Santa Clara County, Calif., is developing a reputation for trying criminal justice policies that critics blast as risky but supporters call cutting-edge, reports the San Jose Mercury News. From its controversial stand against a federal policy on detaining jailed illegal immigrants to its open-arms, welcome-home stance toward newly freed state prisoners, Santa Clara County has struck the kind of permissive chord that puts Fox News pundits in a lather.

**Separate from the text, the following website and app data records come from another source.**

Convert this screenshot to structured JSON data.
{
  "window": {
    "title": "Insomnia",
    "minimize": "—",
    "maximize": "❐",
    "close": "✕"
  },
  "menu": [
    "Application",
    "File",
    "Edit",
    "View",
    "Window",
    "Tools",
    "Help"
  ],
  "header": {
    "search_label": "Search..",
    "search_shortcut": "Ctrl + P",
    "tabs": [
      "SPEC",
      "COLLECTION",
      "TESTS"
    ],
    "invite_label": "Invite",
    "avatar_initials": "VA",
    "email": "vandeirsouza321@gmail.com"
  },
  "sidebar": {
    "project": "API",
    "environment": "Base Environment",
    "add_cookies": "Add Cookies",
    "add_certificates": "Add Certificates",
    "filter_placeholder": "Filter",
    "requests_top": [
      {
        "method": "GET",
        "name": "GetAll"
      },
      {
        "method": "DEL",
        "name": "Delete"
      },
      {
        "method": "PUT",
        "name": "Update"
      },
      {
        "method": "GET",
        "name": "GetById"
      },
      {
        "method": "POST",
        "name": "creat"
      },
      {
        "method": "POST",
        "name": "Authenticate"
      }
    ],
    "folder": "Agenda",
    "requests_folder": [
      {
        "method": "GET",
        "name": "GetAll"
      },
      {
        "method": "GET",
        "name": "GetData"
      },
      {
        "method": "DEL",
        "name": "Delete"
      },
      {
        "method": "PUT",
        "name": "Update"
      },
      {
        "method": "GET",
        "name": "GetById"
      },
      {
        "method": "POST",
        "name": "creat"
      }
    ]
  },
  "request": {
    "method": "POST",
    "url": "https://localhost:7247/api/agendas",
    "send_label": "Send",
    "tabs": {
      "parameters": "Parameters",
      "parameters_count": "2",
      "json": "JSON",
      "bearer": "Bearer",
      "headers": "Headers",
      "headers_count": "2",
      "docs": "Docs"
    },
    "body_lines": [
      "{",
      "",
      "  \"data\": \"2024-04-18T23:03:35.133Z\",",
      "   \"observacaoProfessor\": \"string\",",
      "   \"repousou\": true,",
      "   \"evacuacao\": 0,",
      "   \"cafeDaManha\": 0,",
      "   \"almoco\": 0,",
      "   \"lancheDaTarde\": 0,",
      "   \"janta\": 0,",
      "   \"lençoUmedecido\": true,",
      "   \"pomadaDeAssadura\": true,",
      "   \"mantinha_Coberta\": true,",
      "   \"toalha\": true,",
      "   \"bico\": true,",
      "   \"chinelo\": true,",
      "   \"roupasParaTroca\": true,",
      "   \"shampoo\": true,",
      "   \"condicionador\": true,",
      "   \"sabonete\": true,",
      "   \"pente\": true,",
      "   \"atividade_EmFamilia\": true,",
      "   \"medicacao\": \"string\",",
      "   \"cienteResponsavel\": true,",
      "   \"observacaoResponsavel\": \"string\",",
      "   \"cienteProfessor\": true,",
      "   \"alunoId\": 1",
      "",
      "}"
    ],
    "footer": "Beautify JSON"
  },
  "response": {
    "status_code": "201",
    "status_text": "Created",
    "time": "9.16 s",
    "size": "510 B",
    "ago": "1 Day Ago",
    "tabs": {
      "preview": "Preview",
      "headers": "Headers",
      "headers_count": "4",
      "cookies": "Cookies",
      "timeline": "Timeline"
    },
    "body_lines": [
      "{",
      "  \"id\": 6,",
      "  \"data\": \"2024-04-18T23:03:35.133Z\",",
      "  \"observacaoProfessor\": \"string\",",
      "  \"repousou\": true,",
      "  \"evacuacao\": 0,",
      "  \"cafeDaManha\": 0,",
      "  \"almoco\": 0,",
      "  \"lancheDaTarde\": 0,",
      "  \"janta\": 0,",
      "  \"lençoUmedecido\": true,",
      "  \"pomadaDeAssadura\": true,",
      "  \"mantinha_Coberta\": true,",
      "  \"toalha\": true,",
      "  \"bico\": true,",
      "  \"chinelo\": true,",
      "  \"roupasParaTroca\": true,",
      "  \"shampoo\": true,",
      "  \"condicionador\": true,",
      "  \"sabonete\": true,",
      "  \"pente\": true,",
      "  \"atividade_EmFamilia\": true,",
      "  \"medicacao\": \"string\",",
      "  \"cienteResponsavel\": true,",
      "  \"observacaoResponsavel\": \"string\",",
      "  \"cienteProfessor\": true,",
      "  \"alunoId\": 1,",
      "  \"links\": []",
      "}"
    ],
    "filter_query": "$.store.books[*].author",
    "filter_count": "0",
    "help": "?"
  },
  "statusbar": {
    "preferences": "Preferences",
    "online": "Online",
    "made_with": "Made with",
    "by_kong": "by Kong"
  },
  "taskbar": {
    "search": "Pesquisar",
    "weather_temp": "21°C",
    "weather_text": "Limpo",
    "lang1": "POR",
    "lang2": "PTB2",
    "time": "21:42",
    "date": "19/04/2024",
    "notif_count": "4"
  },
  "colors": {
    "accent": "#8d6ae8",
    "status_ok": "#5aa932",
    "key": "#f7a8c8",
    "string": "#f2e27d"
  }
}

“The county is shaping up to be one of the most progressive in the state on reforming the criminal justice system,” said Allen Hopper, police practices director of the ACLU of Northern California. To be sure, prosecutors and judges in Santa Clara County are still filing stiffer charges and putting people behind bars longer than in San Francisco. But on the immigration front, the Board of Supervisors late last month approved a policy that made Santa Clara County only the second jurisdiction in the nation to defy U.S. Immigration and Customs Enforcement, known as ICE. Chicago’s Cook County was the first. Now, the Santa Clara County sheriff releases illegal immigrants with a history of committing serious or violent crimes onto the streets unless ICE pays to detain them.